RECORDS FOR PROCESSING —
○ ○ ○ ○ ○ ○ ○

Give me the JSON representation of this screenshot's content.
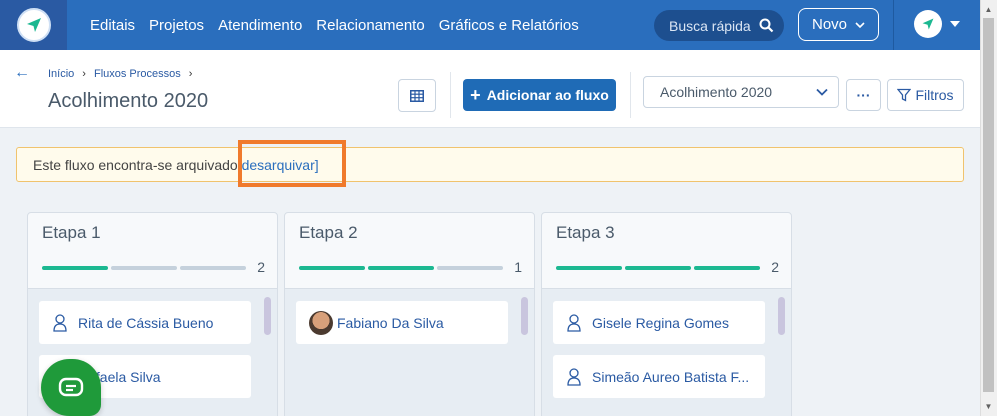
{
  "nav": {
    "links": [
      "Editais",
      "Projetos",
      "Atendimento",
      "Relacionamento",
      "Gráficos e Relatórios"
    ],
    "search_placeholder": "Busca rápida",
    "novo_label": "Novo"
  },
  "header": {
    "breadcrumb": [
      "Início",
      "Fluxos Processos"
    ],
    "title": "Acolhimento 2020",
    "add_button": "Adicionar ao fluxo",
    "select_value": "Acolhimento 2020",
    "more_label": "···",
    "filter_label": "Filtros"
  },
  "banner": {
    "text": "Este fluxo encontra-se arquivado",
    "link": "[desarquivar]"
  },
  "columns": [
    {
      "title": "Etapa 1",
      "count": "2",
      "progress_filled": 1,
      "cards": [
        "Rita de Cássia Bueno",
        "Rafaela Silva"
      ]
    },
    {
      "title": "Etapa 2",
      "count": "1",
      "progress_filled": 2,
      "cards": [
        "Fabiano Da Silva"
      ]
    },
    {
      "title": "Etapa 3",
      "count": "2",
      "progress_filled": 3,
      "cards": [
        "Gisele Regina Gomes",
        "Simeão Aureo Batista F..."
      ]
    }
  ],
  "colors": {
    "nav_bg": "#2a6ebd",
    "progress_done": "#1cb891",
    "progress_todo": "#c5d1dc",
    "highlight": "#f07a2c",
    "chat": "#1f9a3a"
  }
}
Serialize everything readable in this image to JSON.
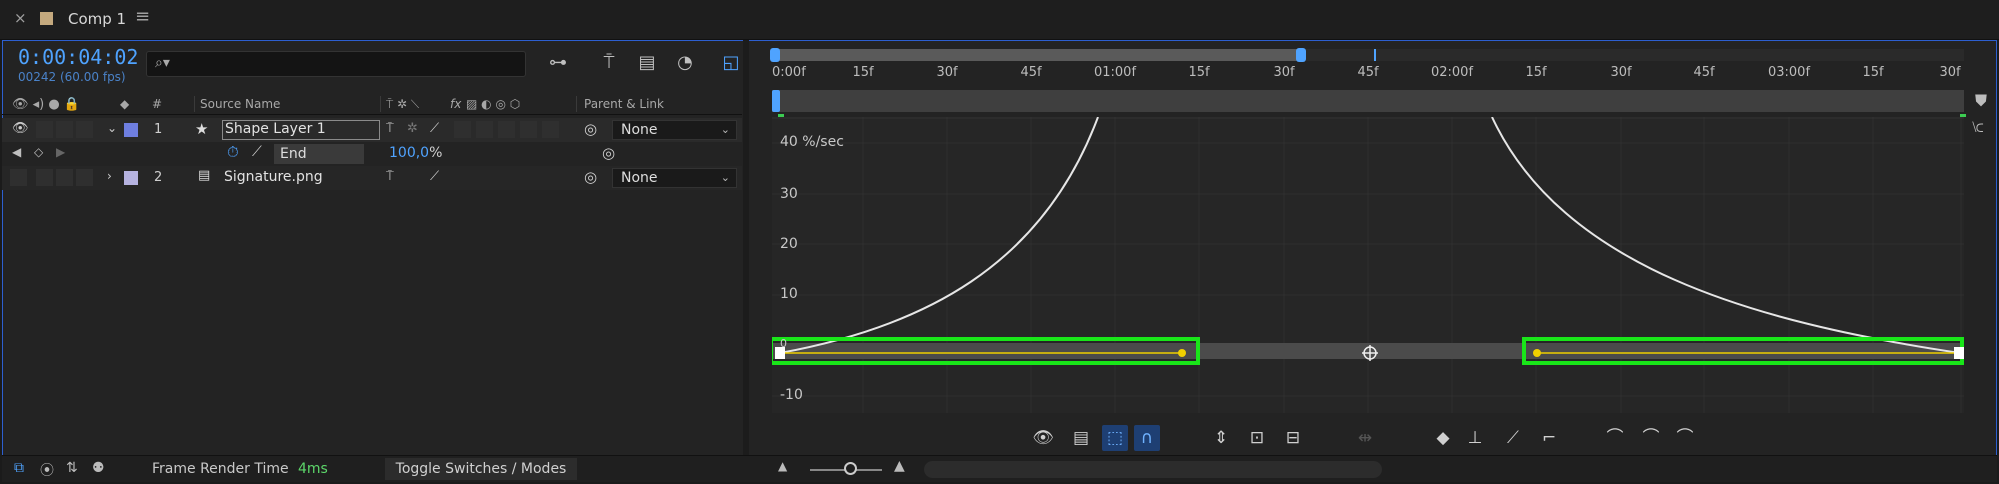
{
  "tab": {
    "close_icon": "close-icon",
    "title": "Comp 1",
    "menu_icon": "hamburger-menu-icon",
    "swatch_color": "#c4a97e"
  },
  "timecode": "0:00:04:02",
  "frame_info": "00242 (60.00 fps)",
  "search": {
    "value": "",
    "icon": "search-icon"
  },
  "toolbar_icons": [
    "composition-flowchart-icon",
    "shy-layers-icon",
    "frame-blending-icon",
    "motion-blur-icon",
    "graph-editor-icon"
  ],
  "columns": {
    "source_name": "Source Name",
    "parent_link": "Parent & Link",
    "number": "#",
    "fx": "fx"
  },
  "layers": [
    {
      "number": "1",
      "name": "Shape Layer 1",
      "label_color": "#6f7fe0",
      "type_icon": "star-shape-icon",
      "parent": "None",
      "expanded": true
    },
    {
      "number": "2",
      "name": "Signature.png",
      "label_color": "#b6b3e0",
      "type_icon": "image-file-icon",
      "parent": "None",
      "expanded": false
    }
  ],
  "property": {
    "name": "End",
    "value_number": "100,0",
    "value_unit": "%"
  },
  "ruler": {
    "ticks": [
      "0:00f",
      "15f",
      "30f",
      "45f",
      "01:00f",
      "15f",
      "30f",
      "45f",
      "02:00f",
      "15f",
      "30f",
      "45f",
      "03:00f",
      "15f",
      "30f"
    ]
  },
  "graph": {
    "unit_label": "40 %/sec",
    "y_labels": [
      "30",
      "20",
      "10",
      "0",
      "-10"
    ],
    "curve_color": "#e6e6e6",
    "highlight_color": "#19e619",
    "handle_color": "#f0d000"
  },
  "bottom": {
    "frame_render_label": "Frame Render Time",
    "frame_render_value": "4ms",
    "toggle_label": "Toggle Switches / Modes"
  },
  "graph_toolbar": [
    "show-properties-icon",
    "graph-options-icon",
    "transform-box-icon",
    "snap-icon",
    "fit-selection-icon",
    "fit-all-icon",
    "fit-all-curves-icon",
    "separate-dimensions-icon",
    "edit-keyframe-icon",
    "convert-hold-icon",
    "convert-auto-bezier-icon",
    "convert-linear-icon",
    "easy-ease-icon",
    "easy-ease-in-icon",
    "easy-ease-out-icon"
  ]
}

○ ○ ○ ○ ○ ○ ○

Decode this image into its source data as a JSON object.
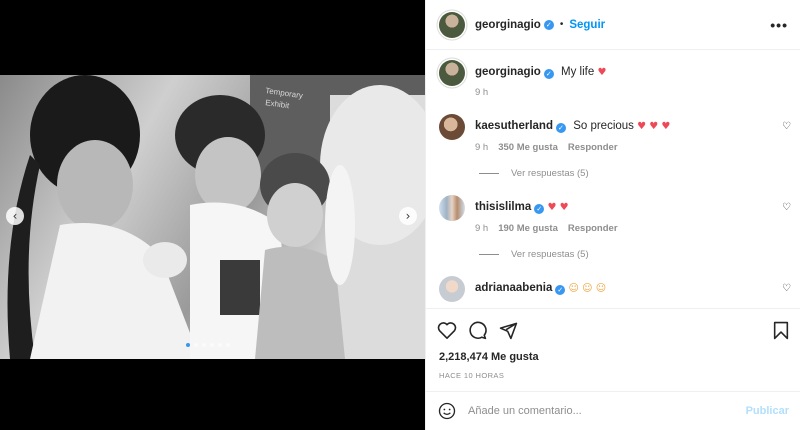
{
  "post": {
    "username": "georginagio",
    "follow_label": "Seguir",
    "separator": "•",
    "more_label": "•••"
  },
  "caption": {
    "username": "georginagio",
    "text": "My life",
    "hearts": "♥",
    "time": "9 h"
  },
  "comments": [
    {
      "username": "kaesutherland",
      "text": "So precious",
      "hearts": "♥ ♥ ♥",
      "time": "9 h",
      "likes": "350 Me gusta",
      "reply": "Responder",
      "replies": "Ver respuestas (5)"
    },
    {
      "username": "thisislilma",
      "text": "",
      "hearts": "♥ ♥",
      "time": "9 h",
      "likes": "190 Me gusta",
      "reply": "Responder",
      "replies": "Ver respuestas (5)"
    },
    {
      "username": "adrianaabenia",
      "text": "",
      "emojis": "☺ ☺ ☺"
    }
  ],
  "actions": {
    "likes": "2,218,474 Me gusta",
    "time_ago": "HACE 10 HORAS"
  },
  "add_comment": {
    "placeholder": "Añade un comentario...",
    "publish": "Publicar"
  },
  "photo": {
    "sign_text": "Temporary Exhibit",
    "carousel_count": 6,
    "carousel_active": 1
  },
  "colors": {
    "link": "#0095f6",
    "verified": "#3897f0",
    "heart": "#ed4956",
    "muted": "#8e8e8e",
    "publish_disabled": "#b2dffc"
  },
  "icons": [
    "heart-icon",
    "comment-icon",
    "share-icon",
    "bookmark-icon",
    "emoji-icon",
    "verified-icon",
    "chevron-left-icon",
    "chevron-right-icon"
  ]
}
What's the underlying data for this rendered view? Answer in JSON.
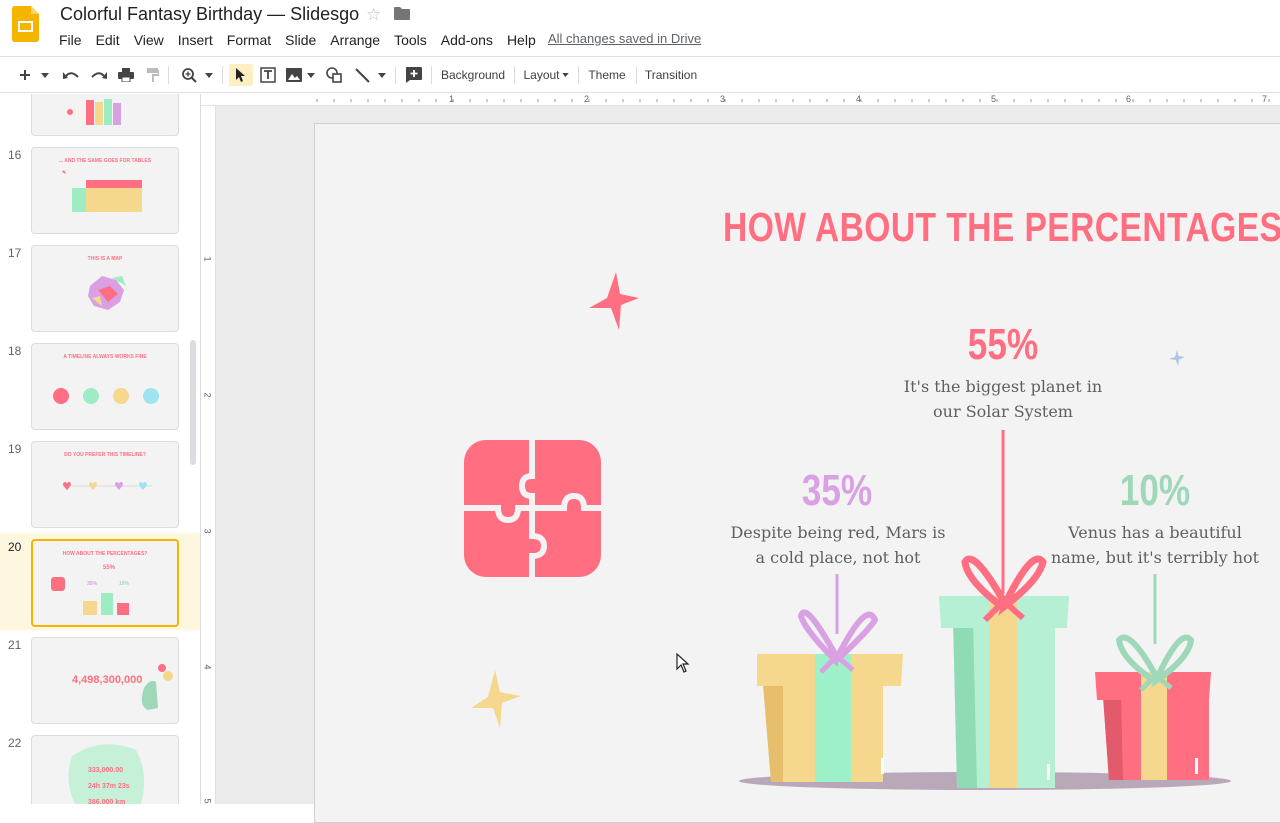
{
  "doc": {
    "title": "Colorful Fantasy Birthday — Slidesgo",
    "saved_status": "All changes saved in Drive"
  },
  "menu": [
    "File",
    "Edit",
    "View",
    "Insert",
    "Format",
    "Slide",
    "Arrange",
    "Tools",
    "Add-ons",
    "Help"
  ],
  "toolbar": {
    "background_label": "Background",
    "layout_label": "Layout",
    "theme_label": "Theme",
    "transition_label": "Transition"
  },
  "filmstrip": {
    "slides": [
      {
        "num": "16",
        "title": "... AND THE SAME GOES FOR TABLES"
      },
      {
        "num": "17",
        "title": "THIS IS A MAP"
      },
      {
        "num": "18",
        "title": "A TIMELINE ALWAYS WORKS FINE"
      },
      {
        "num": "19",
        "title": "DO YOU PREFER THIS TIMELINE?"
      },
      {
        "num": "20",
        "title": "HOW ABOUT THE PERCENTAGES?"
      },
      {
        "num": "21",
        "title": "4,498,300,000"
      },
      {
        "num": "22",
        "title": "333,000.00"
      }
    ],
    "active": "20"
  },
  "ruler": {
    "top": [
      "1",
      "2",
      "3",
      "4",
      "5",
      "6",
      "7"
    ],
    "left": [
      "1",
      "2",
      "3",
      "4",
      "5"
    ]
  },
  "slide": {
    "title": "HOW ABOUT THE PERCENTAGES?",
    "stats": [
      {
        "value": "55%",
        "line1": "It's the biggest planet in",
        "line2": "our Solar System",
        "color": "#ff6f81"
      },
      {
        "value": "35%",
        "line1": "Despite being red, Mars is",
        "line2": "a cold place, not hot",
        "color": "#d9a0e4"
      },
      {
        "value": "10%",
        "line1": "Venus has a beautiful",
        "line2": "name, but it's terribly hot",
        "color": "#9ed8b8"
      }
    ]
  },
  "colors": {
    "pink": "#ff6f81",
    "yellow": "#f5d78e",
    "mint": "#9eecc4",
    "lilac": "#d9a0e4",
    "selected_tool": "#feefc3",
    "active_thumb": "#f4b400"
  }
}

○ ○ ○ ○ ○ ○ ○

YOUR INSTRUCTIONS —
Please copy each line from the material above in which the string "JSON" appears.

REPLY —
Give me the JSON representation of this screenshot's content.
Serialize everything readable in this image to JSON.
Decode this image into its source data as a JSON object.
What's the underlying data for this rendered view? Answer in JSON.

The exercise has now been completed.